The most significant of the two vulnerabilities occurred in AWS Glue, a serverless integration service that allows AWS users to manage, clean, and transform data, and makes the datastore available to the user's other services. Using this flaw, attackers could compromise the service and become an administrator — and because the Glue service is trusted, they could use their role to access other users' environments. The exploit allowed Orca's researchers to "escalate privileges within the account to the point where we had unrestricted access to all resources for the service in the region, including full administrative privileges," the company stated in its advisory. Orca's researchers could assume roles in other AWS customers' accounts that have a trusted relationship with the Glue service. Orca maintains that every account that uses the Glue service has at least one role that trusts the Glue service. A second vulnerability in the CloudFormation (CF) service, which allows users to provision resources and cloud assets, allowed the researchers to compromise a CF server and run as an AWS infrastructure service.

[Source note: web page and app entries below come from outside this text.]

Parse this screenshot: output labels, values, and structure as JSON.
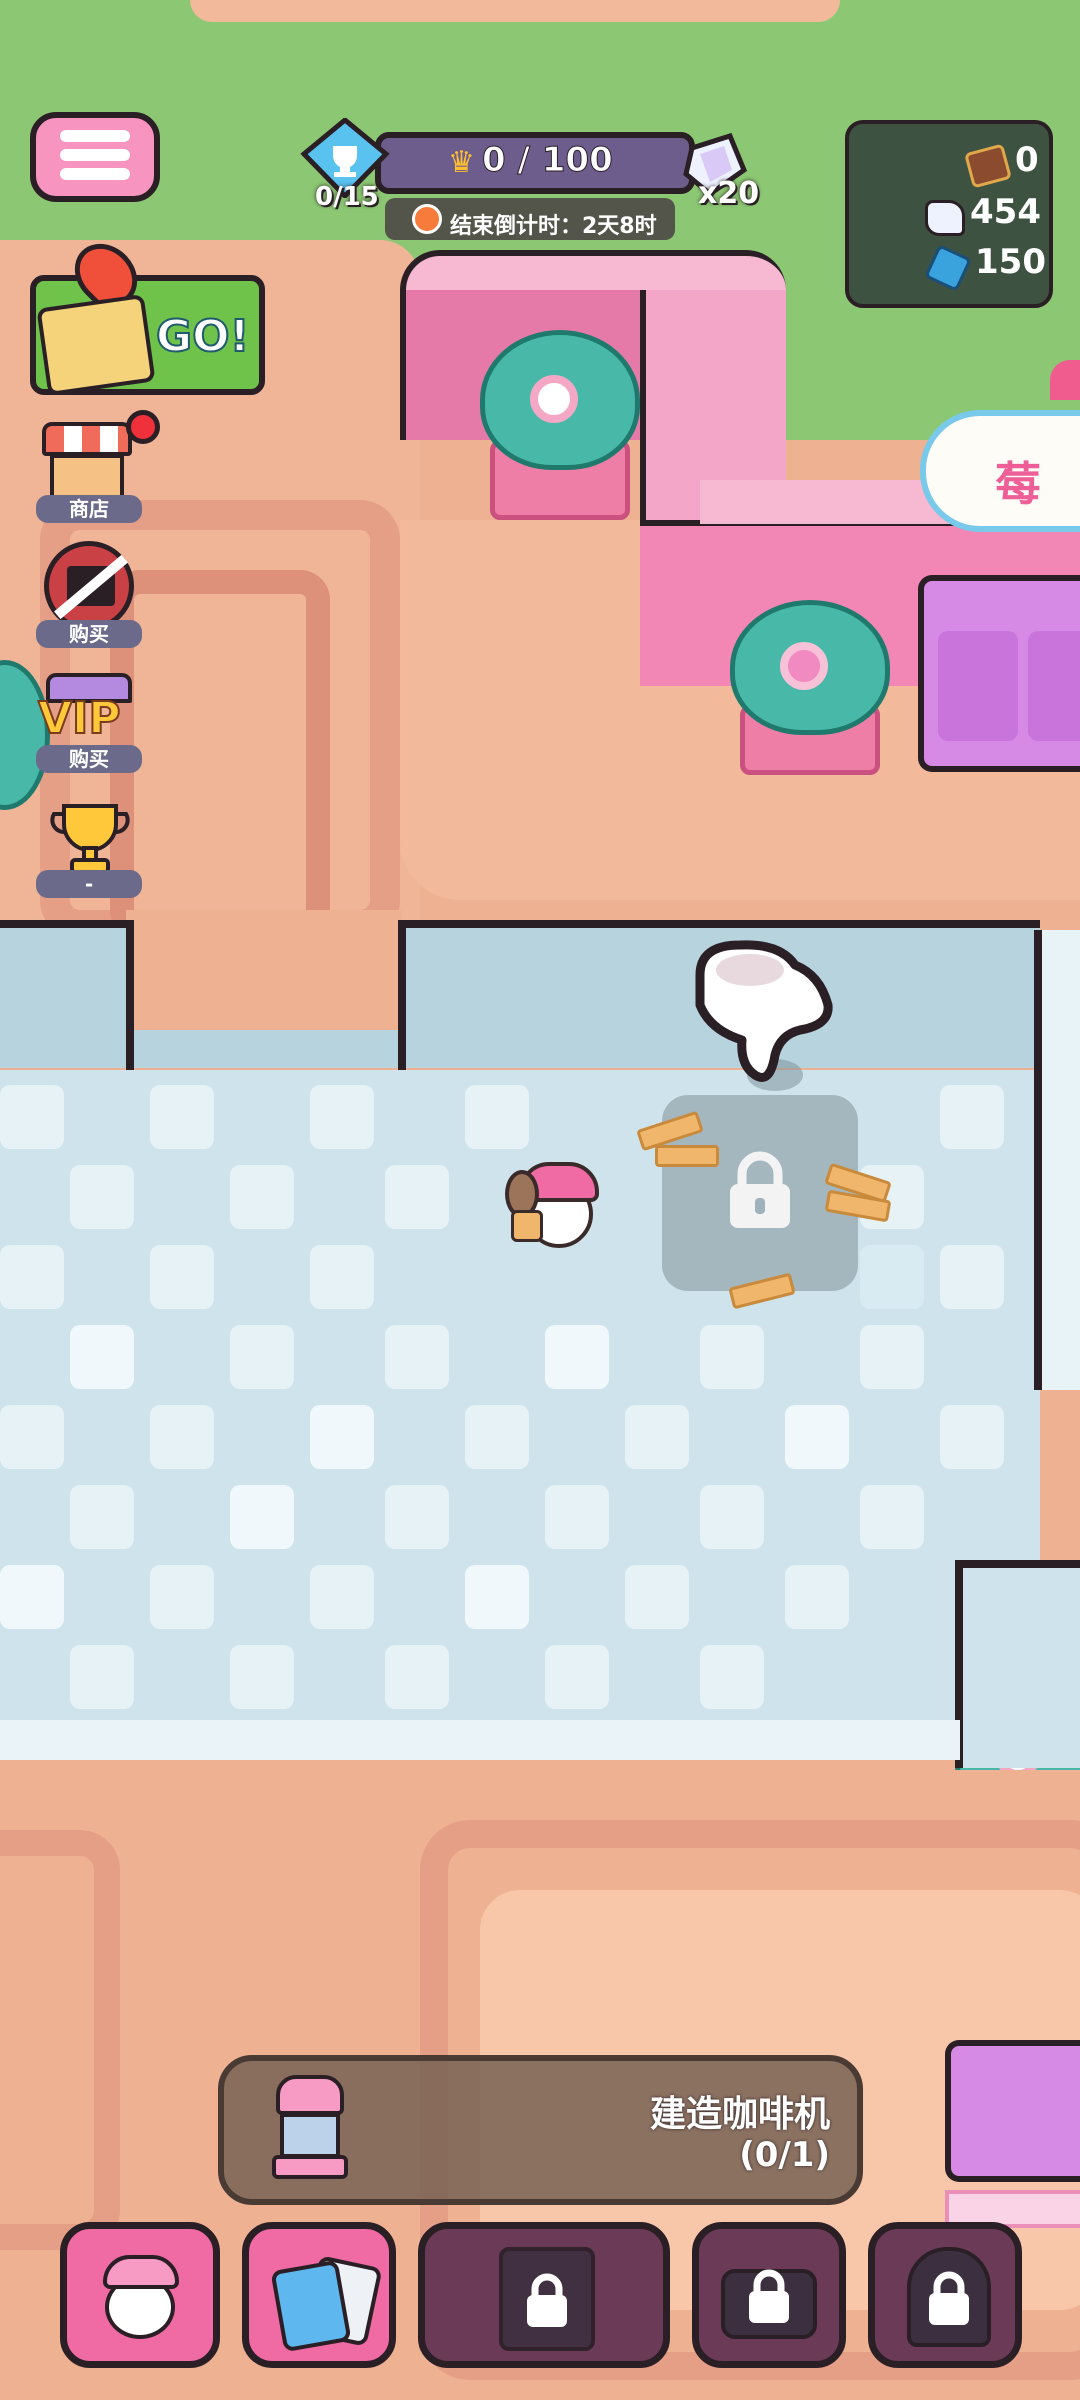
{
  "event": {
    "trophy_progress": "0/15",
    "crown_score": "0 / 100",
    "countdown": "结束倒计时：2天8时",
    "gem_multiplier": "x20"
  },
  "resources": {
    "chocolate": "0",
    "crystal": "454",
    "blue_gem": "150"
  },
  "side_menu": {
    "go_label": "GO!",
    "shop_label": "商店",
    "buy_label": "购买",
    "vip_text": "VIP",
    "vip_label": "购买",
    "trophy_label": "-"
  },
  "shop_sign": "莓",
  "task": {
    "title": "建造咖啡机",
    "progress": "(0/1)"
  },
  "colors": {
    "pink_wall": "#f4a6c9",
    "floor_light": "#cfe3ec",
    "terracotta": "#eeb293",
    "grass": "#8cc873",
    "hud_dark": "#3e5241"
  }
}
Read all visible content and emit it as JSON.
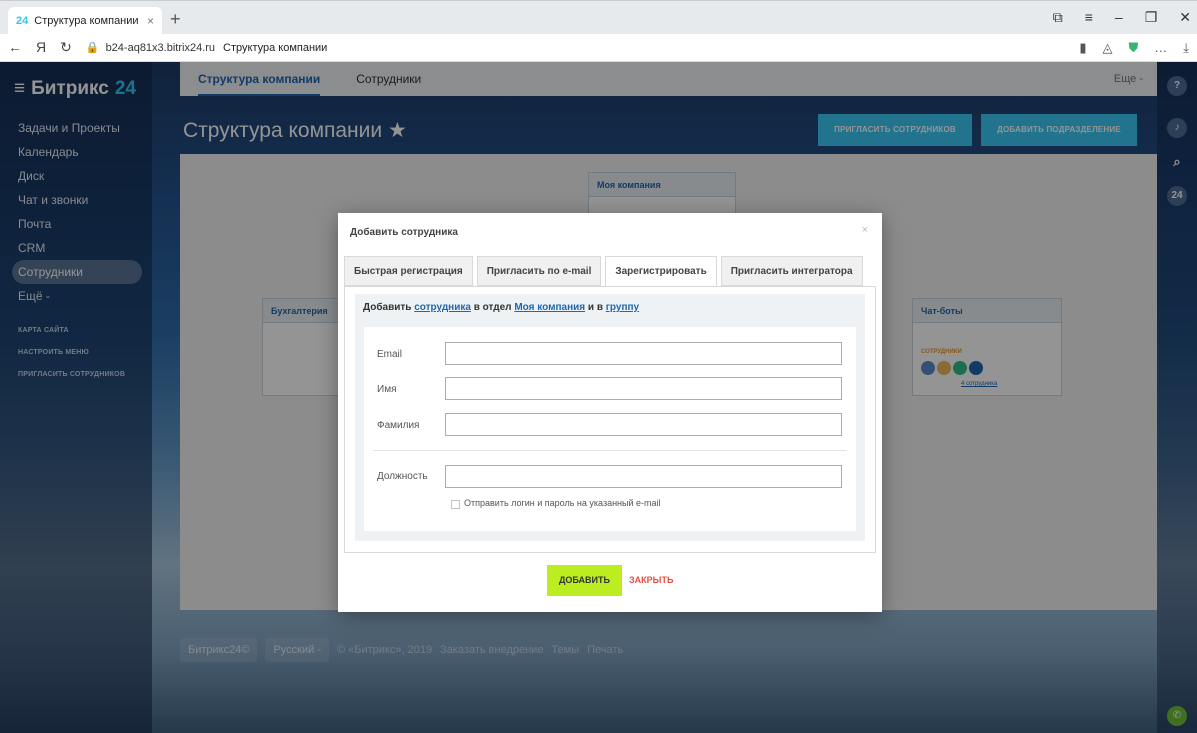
{
  "browser": {
    "tab_title": "Структура компании",
    "tab_favicon": "24",
    "tab_close": "×",
    "new_tab": "+",
    "url": "b24-aq81x3.bitrix24.ru",
    "page_title": "Структура компании",
    "yandex_letter": "Я"
  },
  "app": {
    "logo_text": "Битрикс",
    "logo_num": "24",
    "menu": [
      {
        "label": "Задачи и Проекты"
      },
      {
        "label": "Календарь"
      },
      {
        "label": "Диск"
      },
      {
        "label": "Чат и звонки"
      },
      {
        "label": "Почта"
      },
      {
        "label": "CRM"
      },
      {
        "label": "Сотрудники"
      },
      {
        "label": "Ещё -"
      }
    ],
    "small_menu": [
      {
        "label": "КАРТА САЙТА"
      },
      {
        "label": "НАСТРОИТЬ МЕНЮ"
      },
      {
        "label": "ПРИГЛАСИТЬ СОТРУДНИКОВ"
      }
    ],
    "right_badge": "24"
  },
  "top_menu": {
    "tabs": [
      {
        "label": "Структура компании"
      },
      {
        "label": "Сотрудники"
      }
    ],
    "more": "Еще -"
  },
  "page": {
    "title": "Структура компании ★",
    "invite_button": "ПРИГЛАСИТЬ СОТРУДНИКОВ",
    "add_dept_button": "ДОБАВИТЬ ПОДРАЗДЕЛЕНИЕ"
  },
  "structure": {
    "root": "Моя компания",
    "left_dept": "Бухгалтерия",
    "right_dept": "Чат-боты",
    "employees_label": "СОТРУДНИКИ",
    "employees_count": "4 сотрудника"
  },
  "footer": {
    "brand": "Битрикс24©",
    "lang": "Русский -",
    "copyright": "© «Битрикс», 2019",
    "order": "Заказать внедрение",
    "themes": "Темы",
    "print": "Печать"
  },
  "modal": {
    "title": "Добавить сотрудника",
    "close": "×",
    "tabs": [
      {
        "label": "Быстрая регистрация"
      },
      {
        "label": "Пригласить по e-mail"
      },
      {
        "label": "Зарегистрировать"
      },
      {
        "label": "Пригласить интегратора"
      }
    ],
    "hint_prefix": "Добавить ",
    "hint_employee": "сотрудника",
    "hint_middle": " в отдел ",
    "hint_dept": "Моя компания",
    "hint_and": " и в ",
    "hint_group": "группу",
    "fields": {
      "email_label": "Email",
      "email_value": "",
      "name_label": "Имя",
      "name_value": "",
      "surname_label": "Фамилия",
      "surname_value": "",
      "position_label": "Должность",
      "position_value": ""
    },
    "checkbox_label": "Отправить логин и пароль на указанный e-mail",
    "add_button": "ДОБАВИТЬ",
    "close_button": "ЗАКРЫТЬ"
  }
}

Why Saying Digital Transformation Is No Longer Right

Technology is multiplicative, it doesn't know whether it's multiplying a positive or a negative. So, if you have bad customer service at the front counter, and you add technological enablement - voila! You're now able to deliver bad service faster, and to more people than ever before! The term ‘Digital Transformation’ implies a potentially perilous approach of focusing on technology first. In my career as a technology professional, I’ve seen my share of project successes and failures. The key differentiator between success and failure is the clarity of the desired outcome right from the start of the initiative. I had a colleague who used to say: “Projects fail at the start, most people only notice at the end.” Looking back at the successful initiatives which I was a part of, they possessed several common key ingredients: the clarity of a compelling goal, the engagement of people, and a discipline for designing enablement processes. With those ingredients in place, a simple, and reliable enabling tool (the technology), developed using clear requirements acts like an unbelievable accelerant.

Four key lessons for overhauling IT management using enterprise AI

One of the greatest challenges for CIOs and IT leaders these days is managing tech assets that are spread across the globe geographically and across the internet on multi-cloud environments. On one hand, there’s pressure to increase access for those people who need to be on your network via their computers, smartphones and other devices. On the other hand, each internet-connected device is another asset to be monitored and updated, a potential new entry point for bad actors, etc. That’s where the scalability of automation and machine learning is essential. As your organisation grows and becomes more spread out, there’s no need to expand your IT department. A unified IT management system, powered by AI, will keep communication lines open while continually alerting you to threats, triggering appropriate responses to input and making updates across the organisation. It is never distracted or overworked. ... When it comes to these enterprise AI solutions, integration can be more challenging. And in some cases, businesses end up spending as much on customising the solution as they did on the initial investment.

Quote for the day:

"Strong leaders encourage you to do things for your own benefit, not just theirs." -- Tim Tebow

No comments:

Post a Comment